DATA RECORDS
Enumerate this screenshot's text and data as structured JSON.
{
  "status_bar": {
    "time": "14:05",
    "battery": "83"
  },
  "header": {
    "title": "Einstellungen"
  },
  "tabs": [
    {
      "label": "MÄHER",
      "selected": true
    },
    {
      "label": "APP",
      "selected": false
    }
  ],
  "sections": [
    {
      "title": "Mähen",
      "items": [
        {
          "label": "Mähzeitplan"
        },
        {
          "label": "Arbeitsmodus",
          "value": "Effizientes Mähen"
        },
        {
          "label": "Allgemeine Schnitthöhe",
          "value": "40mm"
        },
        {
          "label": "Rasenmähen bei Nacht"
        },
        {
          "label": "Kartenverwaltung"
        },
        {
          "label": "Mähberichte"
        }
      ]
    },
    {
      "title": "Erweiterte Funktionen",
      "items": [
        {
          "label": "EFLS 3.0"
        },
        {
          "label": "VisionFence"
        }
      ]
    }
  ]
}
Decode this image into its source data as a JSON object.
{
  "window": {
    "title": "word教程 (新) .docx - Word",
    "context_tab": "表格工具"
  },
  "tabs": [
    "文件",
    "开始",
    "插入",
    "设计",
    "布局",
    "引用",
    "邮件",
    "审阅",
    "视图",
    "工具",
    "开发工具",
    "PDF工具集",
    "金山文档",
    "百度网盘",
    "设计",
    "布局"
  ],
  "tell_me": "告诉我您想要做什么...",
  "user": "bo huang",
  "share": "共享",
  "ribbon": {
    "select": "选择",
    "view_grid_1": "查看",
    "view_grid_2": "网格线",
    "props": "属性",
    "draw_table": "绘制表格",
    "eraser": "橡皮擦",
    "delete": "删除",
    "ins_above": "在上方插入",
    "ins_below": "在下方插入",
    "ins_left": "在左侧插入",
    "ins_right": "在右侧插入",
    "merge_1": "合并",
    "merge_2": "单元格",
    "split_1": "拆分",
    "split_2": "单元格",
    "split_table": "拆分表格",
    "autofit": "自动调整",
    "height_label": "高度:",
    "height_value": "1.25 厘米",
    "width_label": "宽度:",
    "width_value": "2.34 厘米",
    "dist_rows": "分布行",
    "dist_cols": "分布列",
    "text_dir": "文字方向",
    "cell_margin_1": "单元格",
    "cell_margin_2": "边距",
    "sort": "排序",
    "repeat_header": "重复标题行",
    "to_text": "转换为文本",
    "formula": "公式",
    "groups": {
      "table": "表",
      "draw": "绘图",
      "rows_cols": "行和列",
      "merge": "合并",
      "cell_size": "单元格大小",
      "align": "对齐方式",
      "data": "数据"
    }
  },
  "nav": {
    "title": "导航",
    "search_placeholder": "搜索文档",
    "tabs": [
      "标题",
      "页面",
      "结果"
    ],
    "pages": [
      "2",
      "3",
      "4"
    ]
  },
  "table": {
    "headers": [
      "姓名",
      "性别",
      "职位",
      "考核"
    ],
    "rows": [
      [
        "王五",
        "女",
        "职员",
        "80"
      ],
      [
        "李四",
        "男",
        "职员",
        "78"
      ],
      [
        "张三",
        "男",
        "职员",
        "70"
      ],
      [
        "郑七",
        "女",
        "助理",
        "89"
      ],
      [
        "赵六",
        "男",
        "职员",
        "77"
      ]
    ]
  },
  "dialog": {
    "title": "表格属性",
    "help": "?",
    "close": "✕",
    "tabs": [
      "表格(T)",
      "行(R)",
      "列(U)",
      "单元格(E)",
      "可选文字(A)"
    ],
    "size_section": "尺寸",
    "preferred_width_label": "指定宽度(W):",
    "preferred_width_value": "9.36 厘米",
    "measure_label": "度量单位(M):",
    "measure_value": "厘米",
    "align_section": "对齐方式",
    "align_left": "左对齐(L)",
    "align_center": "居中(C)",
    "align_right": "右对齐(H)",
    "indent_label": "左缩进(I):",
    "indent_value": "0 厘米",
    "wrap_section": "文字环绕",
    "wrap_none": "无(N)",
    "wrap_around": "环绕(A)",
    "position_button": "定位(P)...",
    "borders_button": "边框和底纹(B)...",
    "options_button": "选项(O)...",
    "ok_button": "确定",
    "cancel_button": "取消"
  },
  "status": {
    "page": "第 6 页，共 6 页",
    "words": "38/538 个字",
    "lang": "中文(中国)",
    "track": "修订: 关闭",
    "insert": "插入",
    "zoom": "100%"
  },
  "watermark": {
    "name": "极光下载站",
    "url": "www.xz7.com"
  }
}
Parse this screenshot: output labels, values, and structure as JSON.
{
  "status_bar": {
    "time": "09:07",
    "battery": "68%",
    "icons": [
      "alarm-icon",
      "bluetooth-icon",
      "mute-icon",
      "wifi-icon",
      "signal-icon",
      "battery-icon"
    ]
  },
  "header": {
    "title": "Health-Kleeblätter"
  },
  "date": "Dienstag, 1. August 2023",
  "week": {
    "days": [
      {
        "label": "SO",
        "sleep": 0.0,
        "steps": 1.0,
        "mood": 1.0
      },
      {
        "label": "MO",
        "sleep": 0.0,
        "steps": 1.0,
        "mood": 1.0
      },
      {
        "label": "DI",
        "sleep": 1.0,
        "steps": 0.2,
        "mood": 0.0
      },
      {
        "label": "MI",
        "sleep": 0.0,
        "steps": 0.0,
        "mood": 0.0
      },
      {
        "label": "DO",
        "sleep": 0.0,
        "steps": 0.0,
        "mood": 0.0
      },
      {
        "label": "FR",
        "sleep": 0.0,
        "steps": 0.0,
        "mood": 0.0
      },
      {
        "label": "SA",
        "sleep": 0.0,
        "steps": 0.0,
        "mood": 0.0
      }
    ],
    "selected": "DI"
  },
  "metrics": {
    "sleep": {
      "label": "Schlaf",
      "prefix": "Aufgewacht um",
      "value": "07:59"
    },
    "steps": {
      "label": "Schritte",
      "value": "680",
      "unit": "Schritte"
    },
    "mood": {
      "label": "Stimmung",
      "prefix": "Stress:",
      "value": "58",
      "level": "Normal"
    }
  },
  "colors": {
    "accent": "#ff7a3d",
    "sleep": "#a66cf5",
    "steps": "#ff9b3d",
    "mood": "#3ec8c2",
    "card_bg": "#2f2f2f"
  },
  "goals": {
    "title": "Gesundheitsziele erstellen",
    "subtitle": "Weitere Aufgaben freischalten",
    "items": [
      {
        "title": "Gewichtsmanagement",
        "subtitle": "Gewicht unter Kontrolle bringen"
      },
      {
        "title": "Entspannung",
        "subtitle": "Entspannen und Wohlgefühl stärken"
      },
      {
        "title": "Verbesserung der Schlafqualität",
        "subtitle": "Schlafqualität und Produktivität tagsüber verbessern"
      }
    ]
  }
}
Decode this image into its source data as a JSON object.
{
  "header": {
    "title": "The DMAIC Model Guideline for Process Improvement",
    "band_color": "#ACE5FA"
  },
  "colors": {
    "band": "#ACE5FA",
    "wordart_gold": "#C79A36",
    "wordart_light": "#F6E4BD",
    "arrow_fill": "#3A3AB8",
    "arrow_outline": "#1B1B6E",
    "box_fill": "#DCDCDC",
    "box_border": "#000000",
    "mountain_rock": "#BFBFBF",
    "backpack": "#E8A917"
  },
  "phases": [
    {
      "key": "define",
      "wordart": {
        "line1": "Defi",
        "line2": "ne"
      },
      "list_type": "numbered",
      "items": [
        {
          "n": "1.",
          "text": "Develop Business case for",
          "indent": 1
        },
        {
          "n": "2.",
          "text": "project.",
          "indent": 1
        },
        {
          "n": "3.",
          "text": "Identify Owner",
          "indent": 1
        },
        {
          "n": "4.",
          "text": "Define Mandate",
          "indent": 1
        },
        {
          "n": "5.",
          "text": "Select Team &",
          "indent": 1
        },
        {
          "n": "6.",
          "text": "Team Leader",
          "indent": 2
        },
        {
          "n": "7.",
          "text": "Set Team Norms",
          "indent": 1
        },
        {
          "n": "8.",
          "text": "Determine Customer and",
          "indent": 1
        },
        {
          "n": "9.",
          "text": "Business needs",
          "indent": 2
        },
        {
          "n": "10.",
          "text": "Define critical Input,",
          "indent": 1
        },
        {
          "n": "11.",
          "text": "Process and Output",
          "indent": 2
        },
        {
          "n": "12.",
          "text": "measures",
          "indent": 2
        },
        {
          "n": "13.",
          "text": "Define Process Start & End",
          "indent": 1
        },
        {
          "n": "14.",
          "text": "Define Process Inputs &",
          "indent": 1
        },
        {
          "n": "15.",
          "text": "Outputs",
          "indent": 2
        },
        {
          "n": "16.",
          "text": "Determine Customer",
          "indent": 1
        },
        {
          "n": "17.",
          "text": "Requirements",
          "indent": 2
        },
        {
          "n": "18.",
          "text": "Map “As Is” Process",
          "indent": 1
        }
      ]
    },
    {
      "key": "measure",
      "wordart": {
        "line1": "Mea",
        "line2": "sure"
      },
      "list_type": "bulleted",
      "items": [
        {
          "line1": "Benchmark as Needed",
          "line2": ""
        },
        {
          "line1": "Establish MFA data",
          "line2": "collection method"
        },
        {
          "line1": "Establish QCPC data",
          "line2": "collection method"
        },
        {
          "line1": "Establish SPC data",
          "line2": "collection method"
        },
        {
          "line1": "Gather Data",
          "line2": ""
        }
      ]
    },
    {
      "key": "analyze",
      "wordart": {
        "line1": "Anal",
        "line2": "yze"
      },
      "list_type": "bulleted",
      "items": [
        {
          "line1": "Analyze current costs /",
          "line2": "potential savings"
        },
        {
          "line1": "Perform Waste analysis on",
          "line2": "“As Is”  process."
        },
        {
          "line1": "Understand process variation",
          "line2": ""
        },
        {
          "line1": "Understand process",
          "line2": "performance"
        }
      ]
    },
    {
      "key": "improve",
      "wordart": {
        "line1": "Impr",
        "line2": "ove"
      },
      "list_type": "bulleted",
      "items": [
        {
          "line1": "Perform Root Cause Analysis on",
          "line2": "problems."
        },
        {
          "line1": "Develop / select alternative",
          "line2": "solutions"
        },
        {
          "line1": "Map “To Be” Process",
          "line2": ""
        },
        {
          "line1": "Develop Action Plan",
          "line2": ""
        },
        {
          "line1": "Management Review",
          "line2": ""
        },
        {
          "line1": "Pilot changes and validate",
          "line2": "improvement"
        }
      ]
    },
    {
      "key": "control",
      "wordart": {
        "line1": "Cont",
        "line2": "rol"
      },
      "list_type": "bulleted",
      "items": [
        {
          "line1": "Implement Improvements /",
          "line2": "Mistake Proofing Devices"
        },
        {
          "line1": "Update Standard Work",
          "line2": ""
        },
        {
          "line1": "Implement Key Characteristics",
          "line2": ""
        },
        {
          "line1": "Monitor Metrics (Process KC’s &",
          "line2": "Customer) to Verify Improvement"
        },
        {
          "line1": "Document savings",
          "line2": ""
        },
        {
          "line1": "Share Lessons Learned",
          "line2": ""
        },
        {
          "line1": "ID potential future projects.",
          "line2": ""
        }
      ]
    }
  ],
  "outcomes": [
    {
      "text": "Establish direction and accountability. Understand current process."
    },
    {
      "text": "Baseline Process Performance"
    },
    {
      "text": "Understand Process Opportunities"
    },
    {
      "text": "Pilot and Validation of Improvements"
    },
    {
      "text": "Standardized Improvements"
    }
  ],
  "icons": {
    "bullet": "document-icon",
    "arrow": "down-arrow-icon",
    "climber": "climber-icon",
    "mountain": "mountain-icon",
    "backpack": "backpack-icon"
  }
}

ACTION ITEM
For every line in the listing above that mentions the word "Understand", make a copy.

RESPONSE BOX
          "line1": "Understand process variation",
          "line1": "Understand process",
      "text": "Establish direction and accountability. Understand current process."
      "text": "Understand Process Opportunities"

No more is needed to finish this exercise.